Nontraded Goods, Nontraded Factors, and International Non-Diversification
Boston University - Department of Economics; National Bureau of Economic Research (NBER)
Urban J. Jermann
University of Pennsylvania - Finance Department; National Bureau of Economic Research (NBER)
Robert G. King
Boston University - Department of Economics; Federal Reserve Bank of Richmond - Research Department; National Bureau of Economic Research (NBER)
NBER Working Paper No. w5175
Can the presence of nontraded consumption goods explain the high degree of 'home bias' displayed by investor portfolios? We find that the answer is no, so long as individuals have access to free international trade in financial assets. In particular, it is never optimal to exhibit home bias with respect to domestic traded-good equities. By contrast, an optimal portfolio may exhibit substantial home bias with respect to nontraded-good equities, although this result requires a very low degree of substitution between traded and nontraded goods in the utility function. Further, our analysis uncovers a second puzzle: the composition of investors' portfolios appears to be strongly at variance with the predictions of the model that incorporates nontraded goods.

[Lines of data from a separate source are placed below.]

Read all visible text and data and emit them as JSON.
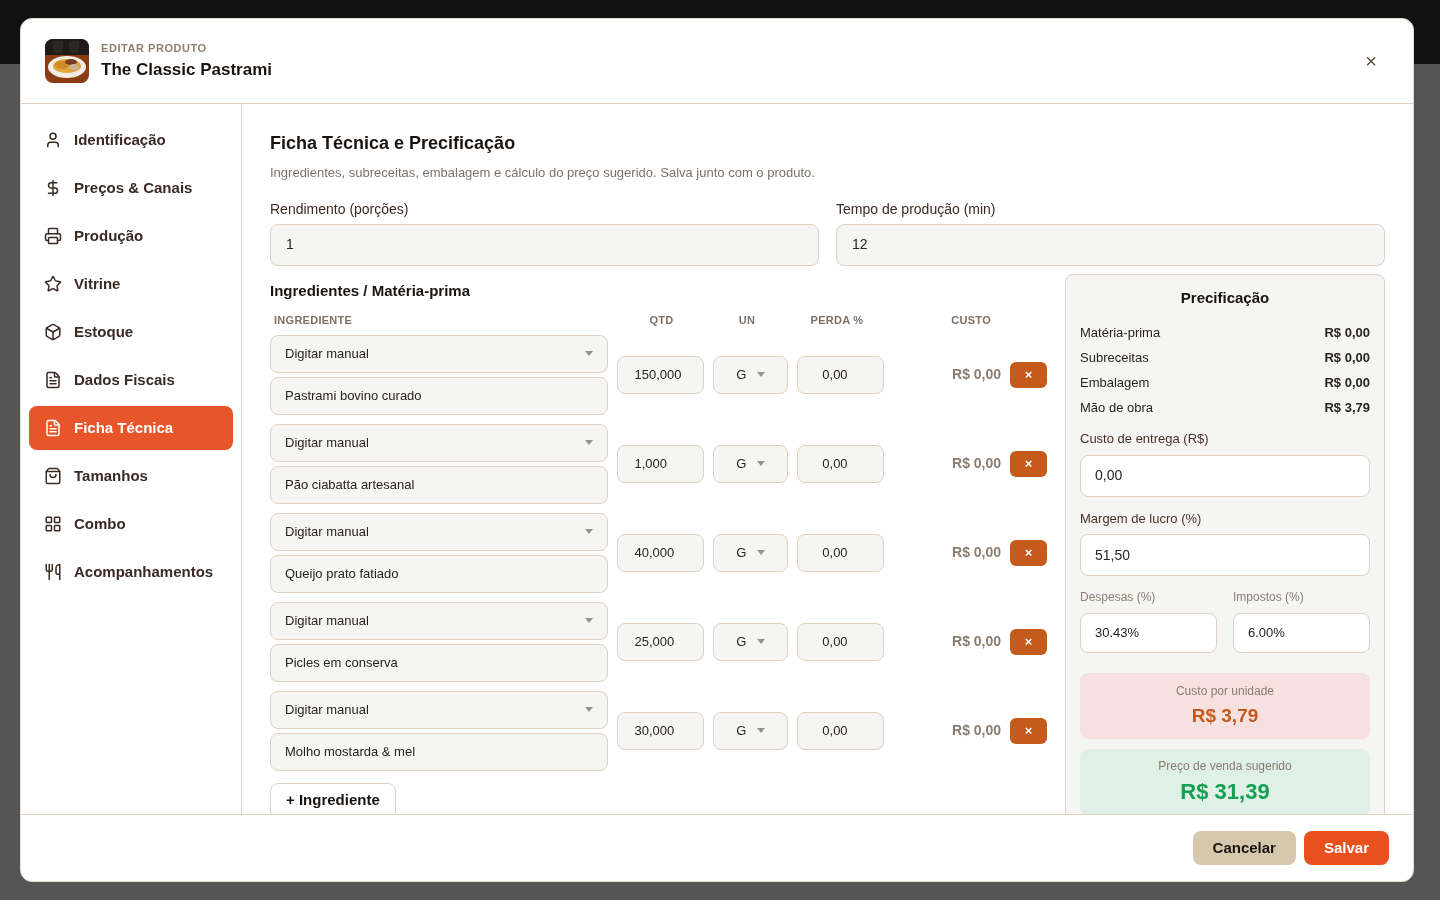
{
  "header": {
    "eyebrow": "EDITAR PRODUTO",
    "title": "The Classic Pastrami",
    "close": "×"
  },
  "sidebar": {
    "items": [
      {
        "label": "Identificação",
        "selected": false
      },
      {
        "label": "Preços & Canais",
        "selected": false
      },
      {
        "label": "Produção",
        "selected": false
      },
      {
        "label": "Vitrine",
        "selected": false
      },
      {
        "label": "Estoque",
        "selected": false
      },
      {
        "label": "Dados Fiscais",
        "selected": false
      },
      {
        "label": "Ficha Técnica",
        "selected": true
      },
      {
        "label": "Tamanhos",
        "selected": false
      },
      {
        "label": "Combo",
        "selected": false
      },
      {
        "label": "Acompanhamentos",
        "selected": false
      }
    ]
  },
  "section": {
    "title": "Ficha Técnica e Precificação",
    "subtitle": "Ingredientes, subreceitas, embalagem e cálculo do preço sugerido. Salva junto com o produto."
  },
  "fields": [
    {
      "label": "Rendimento (porções)",
      "value": "1"
    },
    {
      "label": "Tempo de produção (min)",
      "value": "12"
    }
  ],
  "ingredients": {
    "title": "Ingredientes / Matéria-prima",
    "columns": [
      "INGREDIENTE",
      "QTD",
      "UN",
      "PERDA %",
      "CUSTO"
    ],
    "rows": [
      {
        "source": "Digitar manual",
        "name": "Pastrami bovino curado",
        "qty": "150,000",
        "unit": "G",
        "loss": "0,00",
        "cost": "R$ 0,00",
        "remove": "×"
      },
      {
        "source": "Digitar manual",
        "name": "Pão ciabatta artesanal",
        "qty": "1,000",
        "unit": "G",
        "loss": "0,00",
        "cost": "R$ 0,00",
        "remove": "×"
      },
      {
        "source": "Digitar manual",
        "name": "Queijo prato fatiado",
        "qty": "40,000",
        "unit": "G",
        "loss": "0,00",
        "cost": "R$ 0,00",
        "remove": "×"
      },
      {
        "source": "Digitar manual",
        "name": "Picles em conserva",
        "qty": "25,000",
        "unit": "G",
        "loss": "0,00",
        "cost": "R$ 0,00",
        "remove": "×"
      },
      {
        "source": "Digitar manual",
        "name": "Molho mostarda & mel",
        "qty": "30,000",
        "unit": "G",
        "loss": "0,00",
        "cost": "R$ 0,00",
        "remove": "×"
      }
    ],
    "add_button": "+ Ingrediente"
  },
  "pricing": {
    "title": "Precificação",
    "lines": [
      {
        "label": "Matéria-prima",
        "value": "R$ 0,00"
      },
      {
        "label": "Subreceitas",
        "value": "R$ 0,00"
      },
      {
        "label": "Embalagem",
        "value": "R$ 0,00"
      },
      {
        "label": "Mão de obra",
        "value": "R$ 3,79"
      }
    ],
    "delivery": {
      "label": "Custo de entrega (R$)",
      "value": "0,00"
    },
    "margin": {
      "label": "Margem de lucro (%)",
      "value": "51,50"
    },
    "expenses": {
      "label": "Despesas (%)",
      "value": "30.43%"
    },
    "taxes": {
      "label": "Impostos (%)",
      "value": "6.00%"
    },
    "unit_cost": {
      "label": "Custo por unidade",
      "value": "R$ 3,79"
    },
    "suggested": {
      "label": "Preço de venda sugerido",
      "value": "R$ 31,39"
    }
  },
  "footer": {
    "buttons": [
      {
        "label": "Cancelar",
        "kind": "secondary"
      },
      {
        "label": "Salvar",
        "kind": "primary"
      }
    ]
  }
}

Number of Pages in PDF File: 27working papers series
Date posted: July 20, 2000
© 2013 Social Science Electronic Publishing, Inc. All Rights Reserved.
This page was processed by apollo2 in 0.531 seconds